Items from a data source
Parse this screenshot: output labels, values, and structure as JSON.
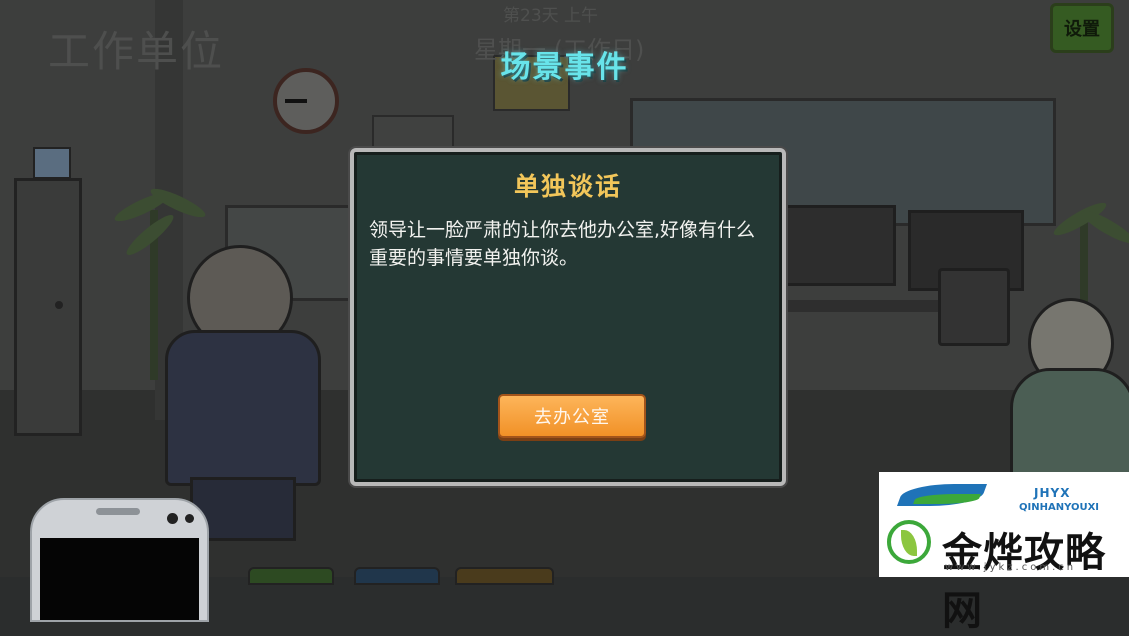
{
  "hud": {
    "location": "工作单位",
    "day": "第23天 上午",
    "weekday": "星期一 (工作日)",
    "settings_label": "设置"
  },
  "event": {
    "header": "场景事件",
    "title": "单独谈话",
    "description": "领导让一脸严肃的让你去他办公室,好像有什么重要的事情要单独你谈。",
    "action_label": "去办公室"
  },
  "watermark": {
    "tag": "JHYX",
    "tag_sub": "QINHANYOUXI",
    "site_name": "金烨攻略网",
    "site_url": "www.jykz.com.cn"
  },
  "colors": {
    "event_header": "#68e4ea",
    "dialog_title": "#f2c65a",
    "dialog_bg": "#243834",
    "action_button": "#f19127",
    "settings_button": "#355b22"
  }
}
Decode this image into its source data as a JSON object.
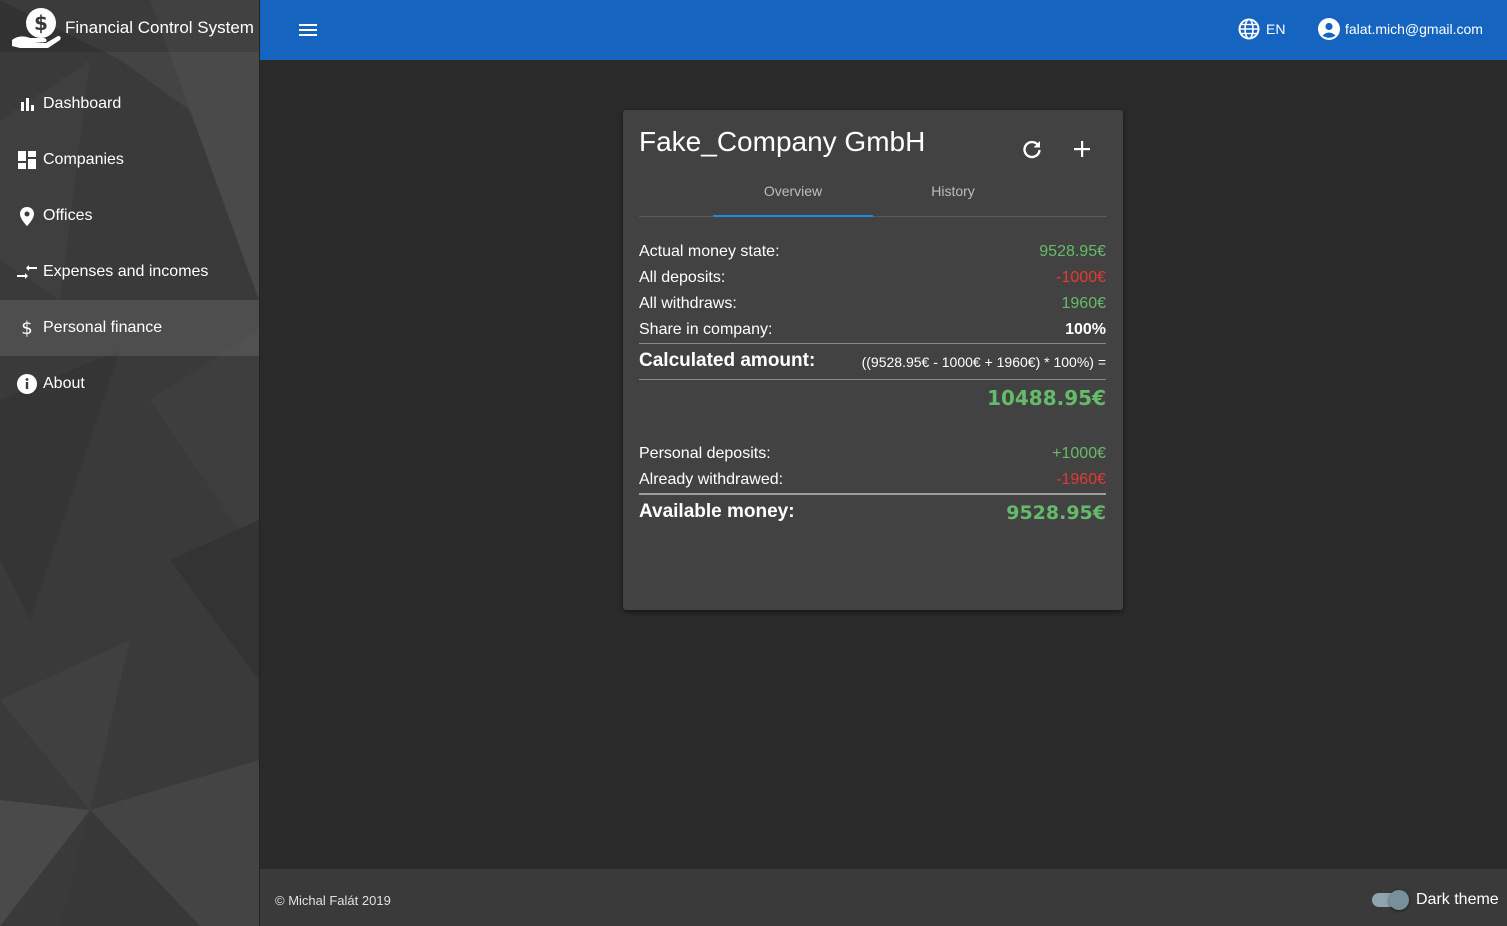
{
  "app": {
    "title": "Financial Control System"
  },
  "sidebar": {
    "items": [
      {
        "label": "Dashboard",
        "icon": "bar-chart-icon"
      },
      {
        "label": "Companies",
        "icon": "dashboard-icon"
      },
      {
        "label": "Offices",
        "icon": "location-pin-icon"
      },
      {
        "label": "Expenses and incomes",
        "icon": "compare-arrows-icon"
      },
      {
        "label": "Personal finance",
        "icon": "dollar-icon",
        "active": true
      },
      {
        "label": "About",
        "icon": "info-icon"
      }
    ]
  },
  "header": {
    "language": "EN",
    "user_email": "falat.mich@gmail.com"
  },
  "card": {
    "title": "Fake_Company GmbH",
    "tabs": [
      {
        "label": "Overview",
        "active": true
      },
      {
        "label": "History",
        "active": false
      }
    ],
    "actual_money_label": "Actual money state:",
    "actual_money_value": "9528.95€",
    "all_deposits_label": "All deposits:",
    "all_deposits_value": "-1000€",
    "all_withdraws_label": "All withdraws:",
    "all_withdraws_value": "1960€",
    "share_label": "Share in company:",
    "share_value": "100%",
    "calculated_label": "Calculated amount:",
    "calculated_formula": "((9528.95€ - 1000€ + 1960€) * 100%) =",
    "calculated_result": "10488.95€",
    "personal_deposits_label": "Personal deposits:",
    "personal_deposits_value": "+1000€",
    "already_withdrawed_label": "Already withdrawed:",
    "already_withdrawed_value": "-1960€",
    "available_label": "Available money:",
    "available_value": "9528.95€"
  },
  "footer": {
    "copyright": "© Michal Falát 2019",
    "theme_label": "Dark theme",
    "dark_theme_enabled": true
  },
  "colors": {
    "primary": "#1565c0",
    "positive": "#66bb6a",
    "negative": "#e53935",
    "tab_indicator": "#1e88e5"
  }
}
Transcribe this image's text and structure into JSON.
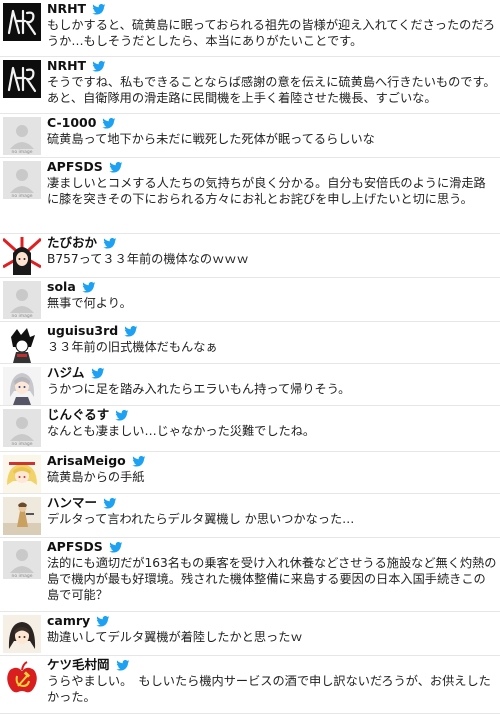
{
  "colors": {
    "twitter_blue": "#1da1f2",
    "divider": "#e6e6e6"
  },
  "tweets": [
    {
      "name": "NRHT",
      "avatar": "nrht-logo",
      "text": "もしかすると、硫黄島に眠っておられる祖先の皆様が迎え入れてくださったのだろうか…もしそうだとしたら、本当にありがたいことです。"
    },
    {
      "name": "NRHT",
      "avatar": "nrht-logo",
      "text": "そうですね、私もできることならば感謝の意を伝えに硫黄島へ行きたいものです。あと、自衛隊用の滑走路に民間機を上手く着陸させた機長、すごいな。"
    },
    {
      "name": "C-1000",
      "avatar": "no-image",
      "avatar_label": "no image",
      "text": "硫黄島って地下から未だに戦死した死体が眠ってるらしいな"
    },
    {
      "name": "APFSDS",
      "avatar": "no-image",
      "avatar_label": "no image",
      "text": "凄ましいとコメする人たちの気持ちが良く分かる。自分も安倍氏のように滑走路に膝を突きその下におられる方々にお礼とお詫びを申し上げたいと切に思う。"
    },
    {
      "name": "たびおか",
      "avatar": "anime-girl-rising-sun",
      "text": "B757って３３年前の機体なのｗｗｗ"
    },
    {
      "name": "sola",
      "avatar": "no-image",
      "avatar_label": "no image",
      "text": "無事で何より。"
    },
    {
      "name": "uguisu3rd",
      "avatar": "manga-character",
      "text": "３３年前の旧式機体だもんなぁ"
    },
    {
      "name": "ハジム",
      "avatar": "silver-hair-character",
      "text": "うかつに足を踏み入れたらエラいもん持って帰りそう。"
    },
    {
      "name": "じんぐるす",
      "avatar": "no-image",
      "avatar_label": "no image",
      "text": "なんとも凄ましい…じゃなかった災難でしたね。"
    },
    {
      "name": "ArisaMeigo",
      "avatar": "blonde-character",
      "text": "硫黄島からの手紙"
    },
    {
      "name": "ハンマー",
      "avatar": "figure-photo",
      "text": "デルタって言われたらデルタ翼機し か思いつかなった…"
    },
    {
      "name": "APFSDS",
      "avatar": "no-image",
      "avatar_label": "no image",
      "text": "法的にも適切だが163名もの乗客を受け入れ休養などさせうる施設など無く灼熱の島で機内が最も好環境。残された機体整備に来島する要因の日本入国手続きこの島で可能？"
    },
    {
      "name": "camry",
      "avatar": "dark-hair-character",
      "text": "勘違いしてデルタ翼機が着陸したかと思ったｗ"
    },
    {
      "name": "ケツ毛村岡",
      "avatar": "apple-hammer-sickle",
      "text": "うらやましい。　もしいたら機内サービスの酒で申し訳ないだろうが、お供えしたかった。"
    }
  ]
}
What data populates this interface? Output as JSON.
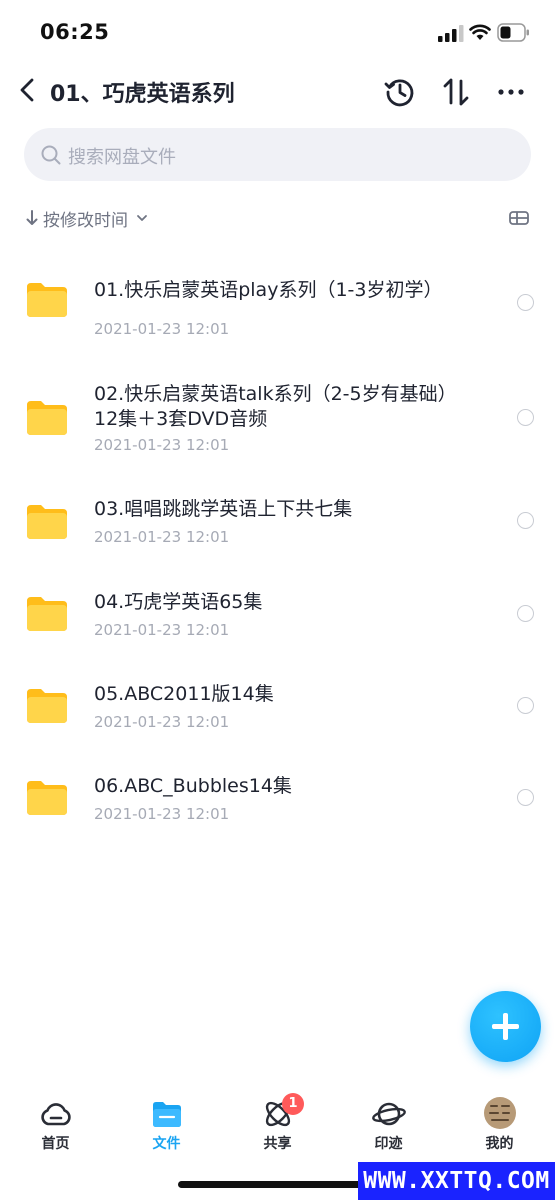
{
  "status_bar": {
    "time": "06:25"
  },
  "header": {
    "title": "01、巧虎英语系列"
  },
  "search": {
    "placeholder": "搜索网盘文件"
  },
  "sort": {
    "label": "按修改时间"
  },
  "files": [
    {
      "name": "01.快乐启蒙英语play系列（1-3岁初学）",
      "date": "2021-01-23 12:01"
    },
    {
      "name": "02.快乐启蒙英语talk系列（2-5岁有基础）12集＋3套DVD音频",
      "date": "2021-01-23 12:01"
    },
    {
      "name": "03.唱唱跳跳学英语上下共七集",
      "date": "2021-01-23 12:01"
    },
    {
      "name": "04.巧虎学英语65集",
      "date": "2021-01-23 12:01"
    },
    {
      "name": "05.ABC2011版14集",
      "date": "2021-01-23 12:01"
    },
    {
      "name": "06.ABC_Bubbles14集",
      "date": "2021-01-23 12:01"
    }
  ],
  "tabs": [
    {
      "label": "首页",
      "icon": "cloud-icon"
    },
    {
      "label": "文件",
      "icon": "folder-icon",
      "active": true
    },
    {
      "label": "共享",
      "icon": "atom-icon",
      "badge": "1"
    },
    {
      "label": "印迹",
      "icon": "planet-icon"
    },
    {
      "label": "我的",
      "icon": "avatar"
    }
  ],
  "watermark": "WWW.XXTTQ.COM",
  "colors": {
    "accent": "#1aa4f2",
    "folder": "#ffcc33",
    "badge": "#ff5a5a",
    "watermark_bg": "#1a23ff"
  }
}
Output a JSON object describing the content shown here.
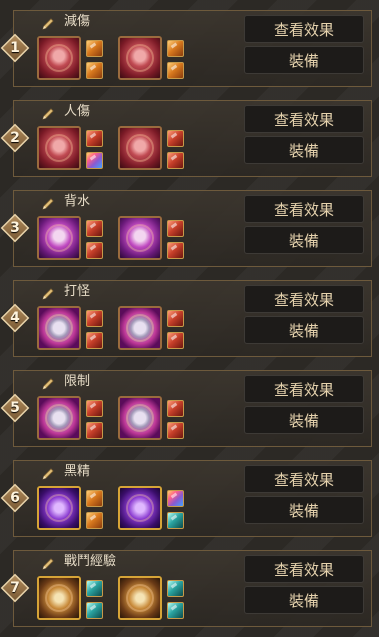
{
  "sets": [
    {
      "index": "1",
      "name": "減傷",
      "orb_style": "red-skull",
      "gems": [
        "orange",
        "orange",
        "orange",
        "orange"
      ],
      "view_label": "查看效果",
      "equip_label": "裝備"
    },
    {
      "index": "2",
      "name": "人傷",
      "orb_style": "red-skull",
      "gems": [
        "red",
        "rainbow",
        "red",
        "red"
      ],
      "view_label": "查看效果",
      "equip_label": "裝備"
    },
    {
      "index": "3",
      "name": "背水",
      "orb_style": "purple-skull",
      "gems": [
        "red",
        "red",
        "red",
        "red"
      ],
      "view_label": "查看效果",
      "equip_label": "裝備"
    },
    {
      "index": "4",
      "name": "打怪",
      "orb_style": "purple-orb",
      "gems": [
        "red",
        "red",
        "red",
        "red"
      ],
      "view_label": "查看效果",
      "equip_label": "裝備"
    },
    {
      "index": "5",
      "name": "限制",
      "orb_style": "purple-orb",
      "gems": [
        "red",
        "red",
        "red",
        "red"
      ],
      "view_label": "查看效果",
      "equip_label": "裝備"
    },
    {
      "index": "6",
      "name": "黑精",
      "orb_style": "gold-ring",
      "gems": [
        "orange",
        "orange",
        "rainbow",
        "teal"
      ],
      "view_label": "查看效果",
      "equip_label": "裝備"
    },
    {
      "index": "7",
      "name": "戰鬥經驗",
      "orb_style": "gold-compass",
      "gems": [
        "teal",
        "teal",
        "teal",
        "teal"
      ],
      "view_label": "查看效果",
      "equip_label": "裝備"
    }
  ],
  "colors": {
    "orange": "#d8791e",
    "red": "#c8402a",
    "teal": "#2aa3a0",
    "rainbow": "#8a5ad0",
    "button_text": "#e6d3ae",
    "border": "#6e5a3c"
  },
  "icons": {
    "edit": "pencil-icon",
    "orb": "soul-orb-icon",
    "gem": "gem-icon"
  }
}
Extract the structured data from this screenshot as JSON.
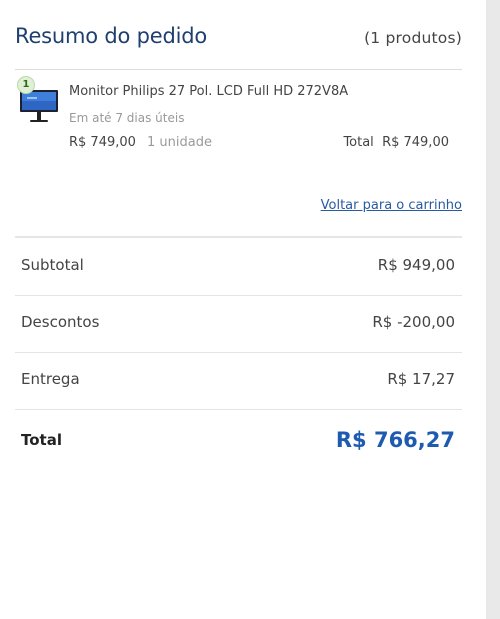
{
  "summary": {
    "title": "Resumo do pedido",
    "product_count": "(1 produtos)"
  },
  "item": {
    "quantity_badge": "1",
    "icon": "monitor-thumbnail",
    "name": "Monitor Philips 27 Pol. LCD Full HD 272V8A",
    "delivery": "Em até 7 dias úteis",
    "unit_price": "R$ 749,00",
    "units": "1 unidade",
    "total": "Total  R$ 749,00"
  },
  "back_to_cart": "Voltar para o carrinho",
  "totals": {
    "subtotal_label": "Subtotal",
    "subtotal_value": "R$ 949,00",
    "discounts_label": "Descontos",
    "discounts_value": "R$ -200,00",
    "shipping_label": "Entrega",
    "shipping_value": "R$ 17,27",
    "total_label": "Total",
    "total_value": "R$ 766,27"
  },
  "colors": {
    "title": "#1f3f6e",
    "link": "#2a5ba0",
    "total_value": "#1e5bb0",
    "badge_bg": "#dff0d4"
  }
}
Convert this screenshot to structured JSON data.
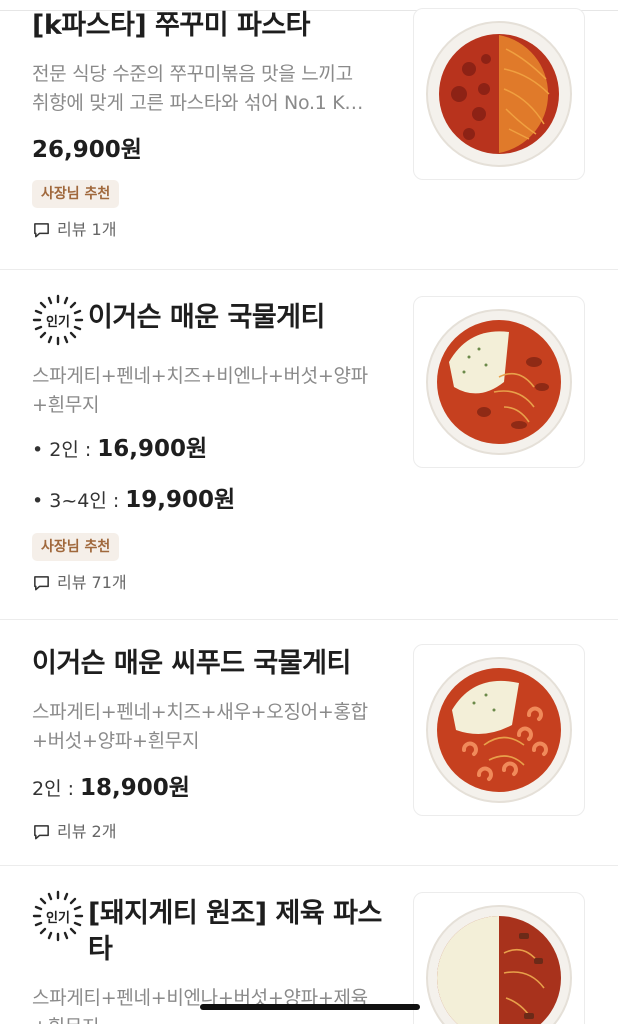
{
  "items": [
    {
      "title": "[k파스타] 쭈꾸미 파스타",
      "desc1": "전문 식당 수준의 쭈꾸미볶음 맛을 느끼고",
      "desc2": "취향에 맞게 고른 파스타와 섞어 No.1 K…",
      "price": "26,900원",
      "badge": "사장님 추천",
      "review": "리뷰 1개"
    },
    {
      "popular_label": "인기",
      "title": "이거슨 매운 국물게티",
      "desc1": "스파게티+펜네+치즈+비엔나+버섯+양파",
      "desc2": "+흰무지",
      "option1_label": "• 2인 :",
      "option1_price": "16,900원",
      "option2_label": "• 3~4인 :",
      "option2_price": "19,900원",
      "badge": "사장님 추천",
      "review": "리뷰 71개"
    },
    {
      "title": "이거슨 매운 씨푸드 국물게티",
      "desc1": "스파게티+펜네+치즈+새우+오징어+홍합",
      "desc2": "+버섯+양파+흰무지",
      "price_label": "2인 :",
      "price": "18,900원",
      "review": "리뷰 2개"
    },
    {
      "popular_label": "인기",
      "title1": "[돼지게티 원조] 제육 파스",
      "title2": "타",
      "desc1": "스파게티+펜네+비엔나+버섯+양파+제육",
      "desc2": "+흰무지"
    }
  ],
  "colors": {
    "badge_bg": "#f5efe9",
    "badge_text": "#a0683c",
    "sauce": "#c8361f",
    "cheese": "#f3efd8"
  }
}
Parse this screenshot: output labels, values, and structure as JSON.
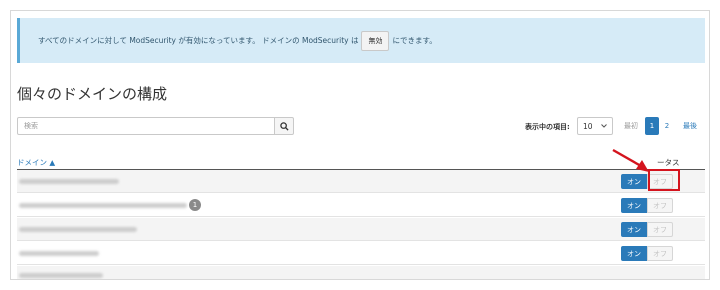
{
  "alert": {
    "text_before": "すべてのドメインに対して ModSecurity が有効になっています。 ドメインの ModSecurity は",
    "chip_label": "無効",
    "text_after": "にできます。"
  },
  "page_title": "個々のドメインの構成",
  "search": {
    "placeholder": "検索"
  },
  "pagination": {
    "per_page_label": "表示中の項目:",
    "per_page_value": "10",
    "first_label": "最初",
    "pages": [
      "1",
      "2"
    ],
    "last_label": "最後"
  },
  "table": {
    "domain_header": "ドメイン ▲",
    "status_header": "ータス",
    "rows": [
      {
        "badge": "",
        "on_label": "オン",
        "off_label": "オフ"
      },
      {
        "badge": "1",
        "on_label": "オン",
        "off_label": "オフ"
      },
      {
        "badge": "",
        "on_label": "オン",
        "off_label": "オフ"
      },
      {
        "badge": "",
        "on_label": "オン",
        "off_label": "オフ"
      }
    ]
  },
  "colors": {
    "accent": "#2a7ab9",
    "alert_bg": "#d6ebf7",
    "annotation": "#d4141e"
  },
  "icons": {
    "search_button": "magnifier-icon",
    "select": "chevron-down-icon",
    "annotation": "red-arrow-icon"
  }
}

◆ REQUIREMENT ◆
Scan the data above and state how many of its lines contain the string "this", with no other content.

◆ TASK RESULT ◆
7